Evidently he enjoys the exercise of political power, or rather the power to bend politicians to his will, as we know so well. Yet power isn't an end in itself, but the means by which to grow the business. And while he presumably likes being worth £7bn or whatever, wealth itself seems to hold his interest only as a measure of his business success.
A gorgeously revealing vignette of his priorities came when his daughter Elisabeth told Tatler a story from her mid-1970s childhood, when the family lived on a Home Counties farm. One day she went off to a field to nuzzle her beloved pony, but it had vanished. Ah, sweetheart, said daddy, his memory jogged by an inquiry about its whereabouts, I've given it away as a prize in a News of the World readers' competition.
He may have mellowed personally since, and everyone who meets him talks of his personal charm, but Rupert Murdoch has made less striking progress on the road to self-awareness. Even now he paints himself as the tireless foe of "the establishment" and "vested interests", unaware of any inherent irony when the phone rings and it's the Oval Office or No 10 calling to pay ritual obeisance.
If you asked him what it's all about, this insatiable urge to dominate and acquire, I can't imagine whether this most gallant of papal knights would have any more clue than the rest of us. Perhaps there was a Rosebud moment as an Oxford undergrad, when a snooty don mocked his accent at a sherry party, and Australia's most upper-middle class larrikin vowed eternal vengeance on the "establishment".
Perhaps he's just an adrenalin junkie. His habit, time and again, of betting the entire business on what struck analysts as a suicidal gamble suggests a dependence on fear-fuelled thrills. Maybe he has a peculiarly acute terror of death, and believes that if he never stops moving forward, gobbling up everything in his path like the media great white shark he is, the reaper will never catch up with him.

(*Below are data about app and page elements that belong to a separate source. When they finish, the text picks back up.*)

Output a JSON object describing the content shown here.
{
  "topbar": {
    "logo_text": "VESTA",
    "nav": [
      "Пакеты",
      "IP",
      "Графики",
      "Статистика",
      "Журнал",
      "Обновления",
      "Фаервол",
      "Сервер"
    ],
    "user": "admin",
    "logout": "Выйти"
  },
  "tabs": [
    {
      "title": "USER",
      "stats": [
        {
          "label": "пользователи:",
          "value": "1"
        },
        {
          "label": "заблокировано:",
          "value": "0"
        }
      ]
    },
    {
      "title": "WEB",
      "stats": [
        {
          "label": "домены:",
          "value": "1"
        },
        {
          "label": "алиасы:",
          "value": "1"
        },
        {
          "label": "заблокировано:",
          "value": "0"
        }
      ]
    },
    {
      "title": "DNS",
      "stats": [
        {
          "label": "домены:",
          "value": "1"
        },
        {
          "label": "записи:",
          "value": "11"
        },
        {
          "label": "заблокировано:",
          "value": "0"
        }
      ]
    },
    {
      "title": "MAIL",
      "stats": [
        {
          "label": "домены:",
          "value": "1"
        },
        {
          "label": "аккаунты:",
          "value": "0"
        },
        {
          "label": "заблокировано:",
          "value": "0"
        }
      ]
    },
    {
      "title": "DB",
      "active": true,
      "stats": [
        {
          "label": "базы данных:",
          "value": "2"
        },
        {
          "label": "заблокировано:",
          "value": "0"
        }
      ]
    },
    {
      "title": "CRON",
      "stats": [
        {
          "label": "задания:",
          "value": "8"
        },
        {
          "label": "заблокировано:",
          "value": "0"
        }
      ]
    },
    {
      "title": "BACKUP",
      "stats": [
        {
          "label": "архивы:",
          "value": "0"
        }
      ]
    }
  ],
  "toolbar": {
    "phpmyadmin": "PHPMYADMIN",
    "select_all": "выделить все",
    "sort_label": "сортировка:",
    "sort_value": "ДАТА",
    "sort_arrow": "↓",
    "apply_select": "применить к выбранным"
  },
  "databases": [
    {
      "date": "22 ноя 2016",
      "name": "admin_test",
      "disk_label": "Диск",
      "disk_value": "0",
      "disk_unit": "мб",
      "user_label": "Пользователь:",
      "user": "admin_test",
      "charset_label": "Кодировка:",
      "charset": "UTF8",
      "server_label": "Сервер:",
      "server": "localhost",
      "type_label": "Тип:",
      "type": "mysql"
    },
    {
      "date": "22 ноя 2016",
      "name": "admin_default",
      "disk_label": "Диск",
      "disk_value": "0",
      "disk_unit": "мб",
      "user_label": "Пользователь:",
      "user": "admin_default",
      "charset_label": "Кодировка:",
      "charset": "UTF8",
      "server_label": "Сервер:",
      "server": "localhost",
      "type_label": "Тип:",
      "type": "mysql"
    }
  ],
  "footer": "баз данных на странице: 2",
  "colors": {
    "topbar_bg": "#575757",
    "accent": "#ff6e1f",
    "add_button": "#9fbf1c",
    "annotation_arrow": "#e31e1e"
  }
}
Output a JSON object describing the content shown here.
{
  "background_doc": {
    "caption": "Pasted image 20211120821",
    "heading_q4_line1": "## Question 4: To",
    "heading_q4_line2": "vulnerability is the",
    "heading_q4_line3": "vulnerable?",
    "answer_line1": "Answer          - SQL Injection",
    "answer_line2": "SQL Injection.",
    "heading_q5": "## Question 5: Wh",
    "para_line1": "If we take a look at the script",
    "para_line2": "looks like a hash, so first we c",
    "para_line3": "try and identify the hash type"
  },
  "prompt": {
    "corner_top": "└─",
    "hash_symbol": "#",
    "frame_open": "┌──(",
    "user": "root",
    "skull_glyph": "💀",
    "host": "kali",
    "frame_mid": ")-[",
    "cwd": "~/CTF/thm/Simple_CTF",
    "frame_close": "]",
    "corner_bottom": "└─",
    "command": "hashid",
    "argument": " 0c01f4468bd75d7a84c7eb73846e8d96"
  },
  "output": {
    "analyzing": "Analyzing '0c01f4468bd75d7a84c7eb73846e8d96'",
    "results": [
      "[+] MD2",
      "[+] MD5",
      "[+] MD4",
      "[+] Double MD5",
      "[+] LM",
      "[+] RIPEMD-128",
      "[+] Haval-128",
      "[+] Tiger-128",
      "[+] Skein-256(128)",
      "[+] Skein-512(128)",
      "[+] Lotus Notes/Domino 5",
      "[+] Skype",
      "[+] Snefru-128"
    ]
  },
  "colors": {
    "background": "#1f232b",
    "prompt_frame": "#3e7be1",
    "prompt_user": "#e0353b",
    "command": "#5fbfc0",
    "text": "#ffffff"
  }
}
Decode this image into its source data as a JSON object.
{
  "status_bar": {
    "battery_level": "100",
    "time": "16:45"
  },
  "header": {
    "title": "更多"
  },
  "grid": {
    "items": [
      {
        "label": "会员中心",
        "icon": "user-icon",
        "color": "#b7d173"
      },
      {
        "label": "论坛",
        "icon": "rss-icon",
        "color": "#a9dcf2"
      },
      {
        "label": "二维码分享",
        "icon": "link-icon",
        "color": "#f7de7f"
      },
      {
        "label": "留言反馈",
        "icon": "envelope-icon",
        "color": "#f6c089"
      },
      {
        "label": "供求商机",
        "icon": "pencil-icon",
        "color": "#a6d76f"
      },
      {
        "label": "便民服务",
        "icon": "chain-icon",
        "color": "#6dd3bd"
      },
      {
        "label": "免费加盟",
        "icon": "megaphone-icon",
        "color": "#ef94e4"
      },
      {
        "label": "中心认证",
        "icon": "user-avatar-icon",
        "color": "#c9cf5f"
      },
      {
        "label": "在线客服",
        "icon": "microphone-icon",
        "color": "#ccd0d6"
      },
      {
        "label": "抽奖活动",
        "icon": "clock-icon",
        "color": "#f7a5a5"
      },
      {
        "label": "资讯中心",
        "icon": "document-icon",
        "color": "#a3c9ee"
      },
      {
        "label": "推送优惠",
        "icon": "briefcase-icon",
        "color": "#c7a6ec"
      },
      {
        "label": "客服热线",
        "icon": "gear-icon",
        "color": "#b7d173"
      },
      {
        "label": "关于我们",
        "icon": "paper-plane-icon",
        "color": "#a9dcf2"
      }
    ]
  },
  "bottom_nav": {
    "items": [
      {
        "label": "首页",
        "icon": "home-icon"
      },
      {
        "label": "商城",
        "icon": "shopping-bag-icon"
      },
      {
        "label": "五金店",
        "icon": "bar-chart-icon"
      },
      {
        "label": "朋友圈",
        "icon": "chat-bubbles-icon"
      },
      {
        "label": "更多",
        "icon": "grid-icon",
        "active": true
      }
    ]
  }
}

One day, as it must to all men, death will come for Rupert Foster Murdoch, and the Xanadu of News Corp will be dismantled. He is the business, to a degree possibly unique in a company of such magnitude, and the business is him. The News Corp imperium will pass with him.
For now the tornado blows on, whipping up the gun-toting maniacs of the US with Beck's incendiary ravings over there; and battering at the foundations of the BBC over here, with his papers' tireless bullying about its journalistic standards, until our last surviving truly great national institution is reduced to a cringing perpetual apologist for the most comparatively tiny of flaws.
Just as with the hereditary monarchy he loathes (and seeks to replicate by promoting James to heir presumptive), the politicians come and go... and when they have been and gone, he remains. And whenever the tornado temporarily blows itself out, as it will over phone-hacking soon enough, we glance in horror at the detritus left in its wake, and see that Rupert Murdoch has won yet again.